What’s lacking though, are the shoppers.

“The traffic is a problem,” Tia Arnold, a fossil vendor who has been surveying trends on the floor since its opening, said Monday. “The excitement when people come down here is high,” she added, “But this whole idea needs to warm up first. And it might bring juniors here, but they need to know about it.”

There’s little signage on higher floors noting the new floor’s presence, and Arnold said Monday morning’s quite light foot traffic was more than the store got on opening day.

Most shoppers are doing more perusing than buying, and more older, non-Millennial shoppers are buying for their Millennial children rather than the young shoppers exploring for themselves, according to Arnold.

It’s still early to tell how well the format will work for Macy’s, but the retailer has been confident that it’s growing its Millennial consumer base and will benefit from the estimated $65 billion these shoppers spend on Macy’s-type merchandise each year.

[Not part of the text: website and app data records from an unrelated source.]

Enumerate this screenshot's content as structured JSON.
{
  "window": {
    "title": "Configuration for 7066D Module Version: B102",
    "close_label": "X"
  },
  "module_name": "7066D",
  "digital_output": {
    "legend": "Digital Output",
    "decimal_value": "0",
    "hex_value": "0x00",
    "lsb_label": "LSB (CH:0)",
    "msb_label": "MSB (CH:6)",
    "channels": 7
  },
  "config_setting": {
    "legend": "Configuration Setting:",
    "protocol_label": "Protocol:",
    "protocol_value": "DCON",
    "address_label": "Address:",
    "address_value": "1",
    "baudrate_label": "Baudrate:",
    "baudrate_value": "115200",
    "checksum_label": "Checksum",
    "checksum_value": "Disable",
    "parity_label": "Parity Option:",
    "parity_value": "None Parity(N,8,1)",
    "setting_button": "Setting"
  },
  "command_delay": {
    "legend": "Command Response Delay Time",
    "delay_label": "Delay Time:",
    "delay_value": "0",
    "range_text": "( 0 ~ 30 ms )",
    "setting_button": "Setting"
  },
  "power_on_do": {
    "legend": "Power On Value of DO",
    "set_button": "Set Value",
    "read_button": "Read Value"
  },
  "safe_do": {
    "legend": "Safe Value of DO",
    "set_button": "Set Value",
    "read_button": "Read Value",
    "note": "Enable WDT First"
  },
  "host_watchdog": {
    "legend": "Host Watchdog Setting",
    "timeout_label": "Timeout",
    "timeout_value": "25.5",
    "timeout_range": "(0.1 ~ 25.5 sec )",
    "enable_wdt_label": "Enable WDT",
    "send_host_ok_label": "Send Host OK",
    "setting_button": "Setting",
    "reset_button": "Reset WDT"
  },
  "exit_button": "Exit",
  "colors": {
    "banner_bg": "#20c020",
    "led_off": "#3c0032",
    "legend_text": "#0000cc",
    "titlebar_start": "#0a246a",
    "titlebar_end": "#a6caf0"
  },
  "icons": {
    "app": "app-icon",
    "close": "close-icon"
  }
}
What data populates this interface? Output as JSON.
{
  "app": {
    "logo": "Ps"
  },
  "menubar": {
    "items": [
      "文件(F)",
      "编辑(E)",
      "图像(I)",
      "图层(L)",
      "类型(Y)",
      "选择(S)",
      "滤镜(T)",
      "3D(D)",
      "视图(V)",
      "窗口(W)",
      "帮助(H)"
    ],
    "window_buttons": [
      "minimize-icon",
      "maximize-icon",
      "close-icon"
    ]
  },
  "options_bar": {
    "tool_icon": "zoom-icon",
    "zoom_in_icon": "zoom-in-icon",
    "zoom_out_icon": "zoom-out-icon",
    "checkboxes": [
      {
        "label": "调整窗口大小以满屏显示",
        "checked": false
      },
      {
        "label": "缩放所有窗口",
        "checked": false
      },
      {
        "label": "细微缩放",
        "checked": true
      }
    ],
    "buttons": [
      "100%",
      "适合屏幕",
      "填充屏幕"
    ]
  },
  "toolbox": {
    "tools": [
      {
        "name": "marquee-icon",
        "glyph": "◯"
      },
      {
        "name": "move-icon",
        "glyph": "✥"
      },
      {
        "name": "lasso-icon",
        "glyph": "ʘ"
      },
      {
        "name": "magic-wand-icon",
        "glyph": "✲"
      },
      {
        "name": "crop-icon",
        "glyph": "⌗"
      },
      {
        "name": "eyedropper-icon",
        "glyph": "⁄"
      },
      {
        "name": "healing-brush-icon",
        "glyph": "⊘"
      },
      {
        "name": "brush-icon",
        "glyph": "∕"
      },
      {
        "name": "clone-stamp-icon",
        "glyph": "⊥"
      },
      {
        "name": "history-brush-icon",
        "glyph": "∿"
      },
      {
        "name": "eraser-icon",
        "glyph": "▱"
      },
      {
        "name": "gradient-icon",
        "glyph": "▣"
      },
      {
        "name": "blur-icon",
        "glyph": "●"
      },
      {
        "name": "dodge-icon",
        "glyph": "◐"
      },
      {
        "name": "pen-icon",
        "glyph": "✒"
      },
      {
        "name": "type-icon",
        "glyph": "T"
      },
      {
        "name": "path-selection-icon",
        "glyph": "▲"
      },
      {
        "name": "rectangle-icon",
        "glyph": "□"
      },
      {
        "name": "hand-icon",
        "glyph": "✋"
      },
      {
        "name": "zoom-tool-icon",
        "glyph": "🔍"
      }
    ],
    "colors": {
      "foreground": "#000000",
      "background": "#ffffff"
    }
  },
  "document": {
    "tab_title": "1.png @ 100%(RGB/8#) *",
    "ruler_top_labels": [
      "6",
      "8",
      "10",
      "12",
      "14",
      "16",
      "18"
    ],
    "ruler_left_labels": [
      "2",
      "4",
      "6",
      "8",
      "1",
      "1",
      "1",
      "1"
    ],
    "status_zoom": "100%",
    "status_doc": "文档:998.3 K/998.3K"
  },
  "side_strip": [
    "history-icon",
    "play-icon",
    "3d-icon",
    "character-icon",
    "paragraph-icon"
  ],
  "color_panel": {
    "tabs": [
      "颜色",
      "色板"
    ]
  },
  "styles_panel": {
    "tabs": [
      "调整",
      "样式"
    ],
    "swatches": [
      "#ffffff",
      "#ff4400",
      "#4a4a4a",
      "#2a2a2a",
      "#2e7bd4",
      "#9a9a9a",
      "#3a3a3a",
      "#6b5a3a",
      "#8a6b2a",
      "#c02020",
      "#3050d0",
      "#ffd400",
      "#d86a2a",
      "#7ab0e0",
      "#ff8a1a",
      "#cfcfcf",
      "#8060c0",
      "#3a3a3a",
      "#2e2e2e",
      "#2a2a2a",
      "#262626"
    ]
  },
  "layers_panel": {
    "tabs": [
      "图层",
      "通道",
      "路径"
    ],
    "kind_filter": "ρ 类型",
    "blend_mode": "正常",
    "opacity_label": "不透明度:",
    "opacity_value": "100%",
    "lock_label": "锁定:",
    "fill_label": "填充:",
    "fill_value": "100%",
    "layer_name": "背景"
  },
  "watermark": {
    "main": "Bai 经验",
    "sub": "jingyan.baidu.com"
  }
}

“We believe we have great opportunity to accelerate sales growth among customers in this generation,” Macy’s chief merchandising officer Jeffrey Gennette said when the retailer launched its Millennial initiative back in 2012. “Doing so requires us to think from the customer’s point of view about our assortments and store experience, and to align our internal resources so we can move quickly and with focus.”